Over 26,000 US restaurants have permanently closed their doors since pandemic lockdowns began in March. Yet delivery apps like DoorDash and Grubhub continue to see record demand for restaurant-quality food.
Shef, an Airbnb-like platform for home cooked meals, is ramping up to meet that demand while providing opportunities for immigrants to earn money by sharing the home cooking of their cultures. On Thursday, the San Francisco-based startup announced a $8.8 million funding round to expand its network of chefs delivering home-cooked meals. Y Combinator and Craft Ventures participated in the round, as well as angel investors like TaskRabbit CEO Stacy Brown-Philpot and Instacart cofounders Max Mullen and Brandon Leonardo.
Shef co-CEOs Alvin Salehi and Joey Grassia first met at the Forbes Under 30 Summit in 2018. The list alums were previously recognized for Salehi’s work in the Obama White House founding Code.gov (Law & Policy) and Grassia’s ventures Kutoa Health Bars and Steamm Espresso (Food & Drink). With Salehi’s parents immigrating from Iran and Grassia’s from Italy, they bonded over their experience as first-generation Americans and explored how their experiences in policy and food could help newcomers to the United States.
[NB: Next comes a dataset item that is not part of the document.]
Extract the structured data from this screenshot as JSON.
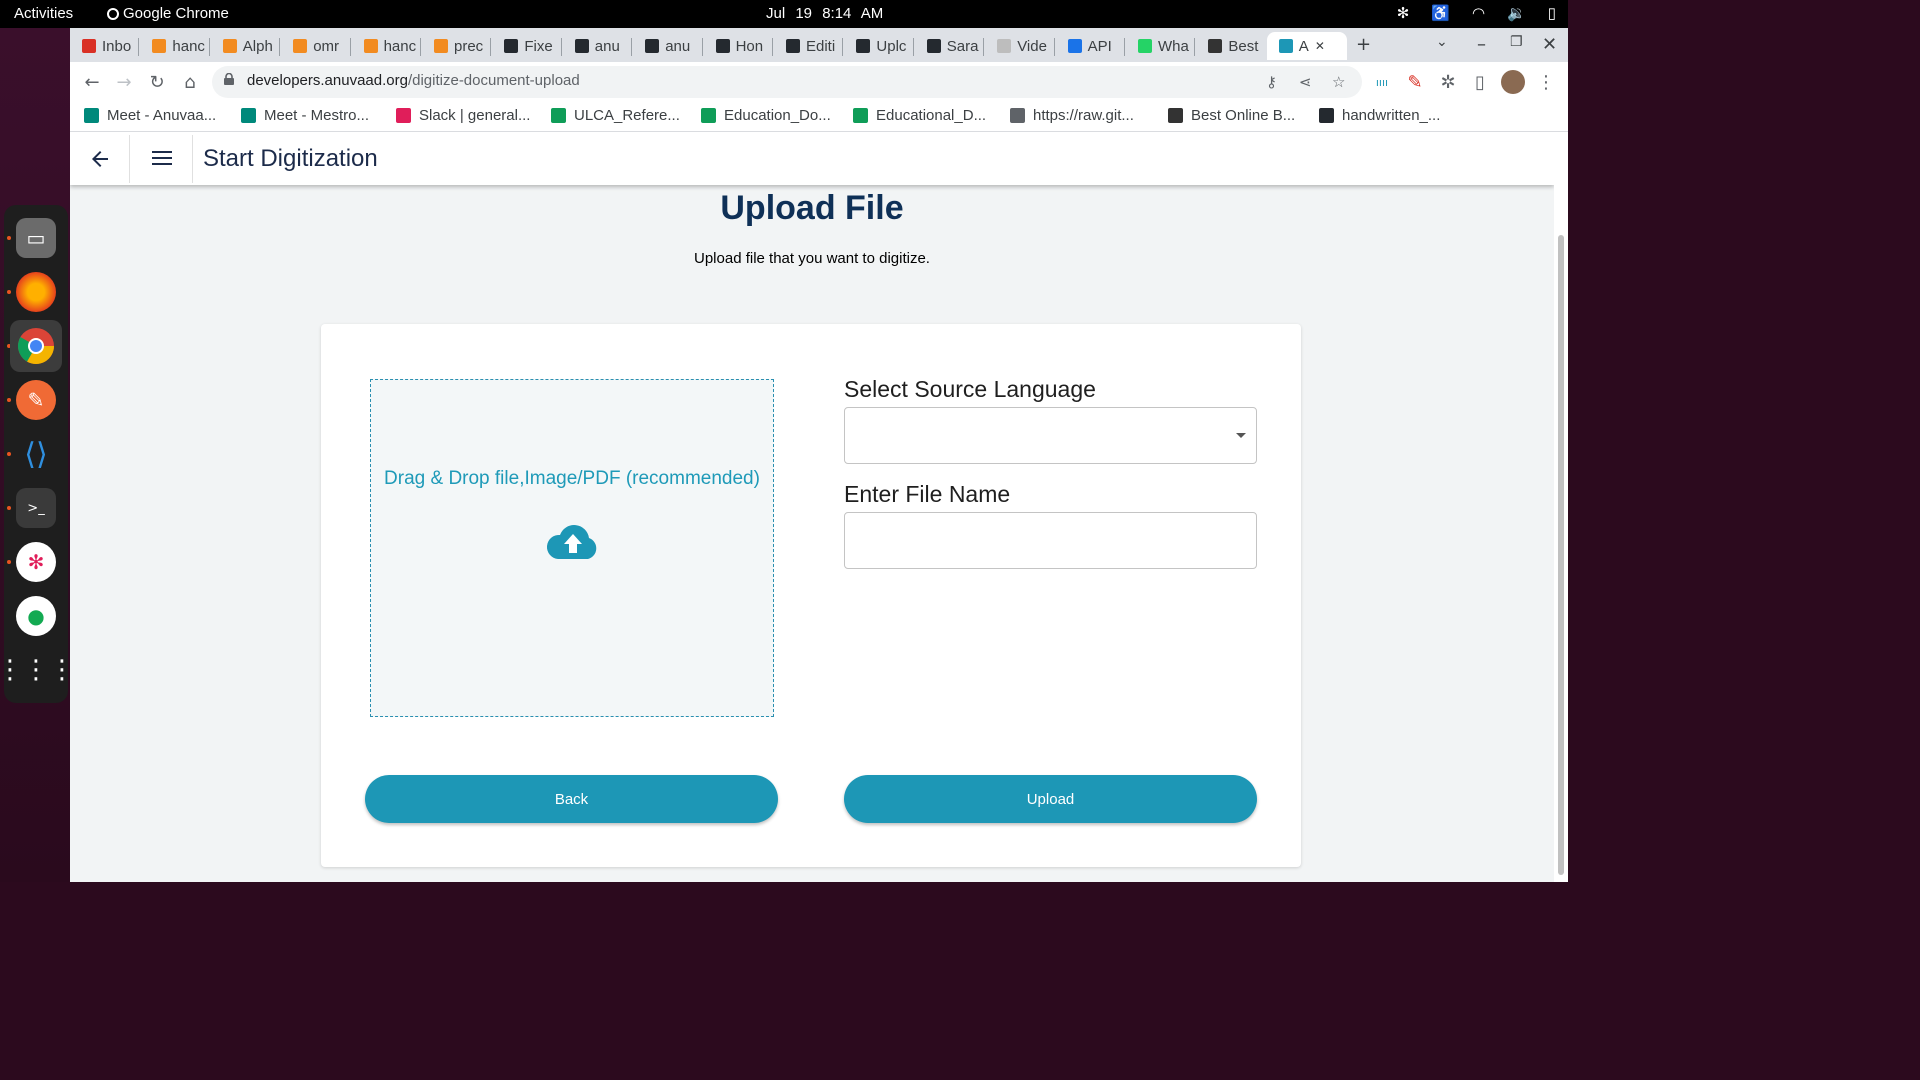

“My parents escaped from Iran around the time of the Iranian revolution. They came here with nothing in their pockets, no language skills and fell on some pretty hard times,” explains the company’s co-CEO Salehi, who spent much of his childhood living in a motel. “Things changed when my parents finally were able to save up enough money to create a business, and that business was a restaurant.”
Chefs who apply to the Shef platform must have their home kitchens certified, the requirements for which vary based on city and state food safety laws. Onboarded “shefs” set up a profile and menu, with each dish featuring a detailed list of ingredients. Those hankering for home cooking will find a wide variety of cuisines to choose from, including Shanghainese, Bangladeshi, Maldivian and more. The company estimates some shefs make an average of $1,000 per week.
The founders hadn’t planned to raise such significant funding, but as the pandemic ravaged the restaurant industry, Shef’s potential for growth grew. Salehi and Grassia remain focused on providing opportunities to immigrant and first-generation cooks, while also welcoming newly laid-off restaurant workers. Currently, the company has more than 4,000 pending applications to become certified shefs.
“Once Covid hit, it was very clear that we had an acute obligation to help because we had a platform that really, in this moment in time, is very useful for the community,” says Salehi. “We are trying our best to put people back to work to get through this crisis.”
For now, the company operates in just a few areas of California and New York. Its growth is partially constrained by laws that limit individuals’ ability to create and sell perishable foods from home. Last year, California became the first state to fully legalize it and recognize them as “microenterprise home kitchens.” Each microenterprise must be permitted and follow strict guidelines, selling no more than 60 meals per week. As a former government official, Salehi continues to advocate for the legalization of home kitchens nationwide.